It was 2001. I had just finished year 12 and applied to do Primary School teaching at Deakin University. Life was exciting! I was moving to Geelong, not far off turning 18, getting my licence…all those fun things that happen when you finish secondary school. During year 12 I had felt a little unsteady on my feet and luckily I had a thorough doctor.
Mum received the phone call with my diagnosis of Friedreich’s Ataxia (FA) from a neurologist in Melbourne. She told me, I cried a bit, and then got on with life. I received a place at uni, I moved out of home, I got my licence, I partied hard. FA wasn’t that bad.
I attended the FA clinic at Monash Medical Centre annually until I was about 22 and then emotionally, I couldn’t do it. I would sit in the waiting room and compare myself to others, analyse every question that doctors would ask me, and then go home and cry on and off for weeks. A few times I was asked to participate in clinical trials, but I said no. I didn’t want any more to do with FA than I had to. Selfish I know, but I thought that maybe if I blocked it out, it might go away.
11 years on…I am 33, married, have 2 children, and am attending the FA clinic at Monash again and participating in any clinical trial that I can. I use a walking frame nearly all the time. I can’t block FA out anymore (as much as I would like to)! It’s got me good, so I’m trying to work with it…roll with the punches.
My husband and children are the heart and soul of my life. They are my everything. We need to find a treatment or cure for FA. Yes, for me and others with FA. But more for them. My children deserve to have a mum who can hug them whenever they need, and tell them they are loved.
When I am asked to participate in a clinical trial, the first thing I think about is how it is going to impact my family. I write a list of pro’s and con’s.
In 2015, I was asked to participate in a physical rehabilitation trial. My gorgeous physio from Melbourne, Sarah Milne, was conducting it. She wanted to know if intense physical rehab as in outpatient would increase the physical ability of people with FA. I was so excited because I love to exercise, however, I then found out the time commitment. It would be 3 days per week, 3 hours a day for 6 weeks. The rehabilitation facility was also 2 hours drive from home. The pro’s and con’s list started!
My little girl was in Prep at the time. I felt bad that it would interrupt her schooling. Not having me there for drop off and pick up 3 days out of 5. My little boy was at 3 year old kinder and suffered severe separation anxiety. I was so worried that me being away would unsettle him more. This is where my network of beautiful friends and family came to the rescue. I had a friend offer to take care of the kids when Joel (my husband) was working. The kids both knew her extremely well so I knew this would work. I had friends offer to drive me as they knew that I would be exhausted. And what if I noticed positive results?! I had to do it!
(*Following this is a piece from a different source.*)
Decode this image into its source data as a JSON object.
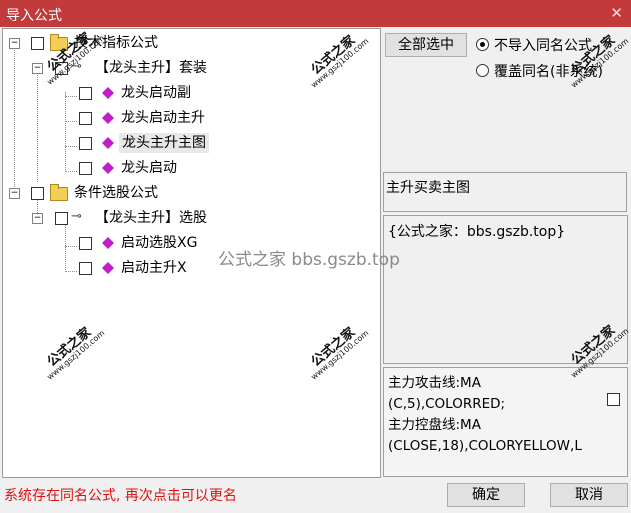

Each day consisted of ½ an hour of Physiotherapy, ½ an hour of gym work, 1 hour of hydrotherapy and a lunch break. Some of the Physio included intense massaging of my feet and calves (ouch!), learning how to shift my weight correctly when walking & correct posture. The gym work consisted of weights, work on a pilates reformer, sit to stands etc…with a big focus on control. In the pool, there was a lot of focus on walking (correctly!). Weight shifting, control and foot placement. There was also some focus on rotation. Getting my body to move in ways that it doesn’t do a lot anymore.
At the end of each day, I was exhausted. By the end of the week, I could barely see out of my eyes. But I had a constant feeling of achievement. I felt like I was doing my bit. It sounds a bit silly, but now I have a desire to participate in as many clinical trials as I can. Since this trial in 2015, I have participated in 3 more. A treatment or cure for FA will be found. I just know it. I am going to do all that I can to achieve this. My dream is to dance with my son on his wedding day, and I will.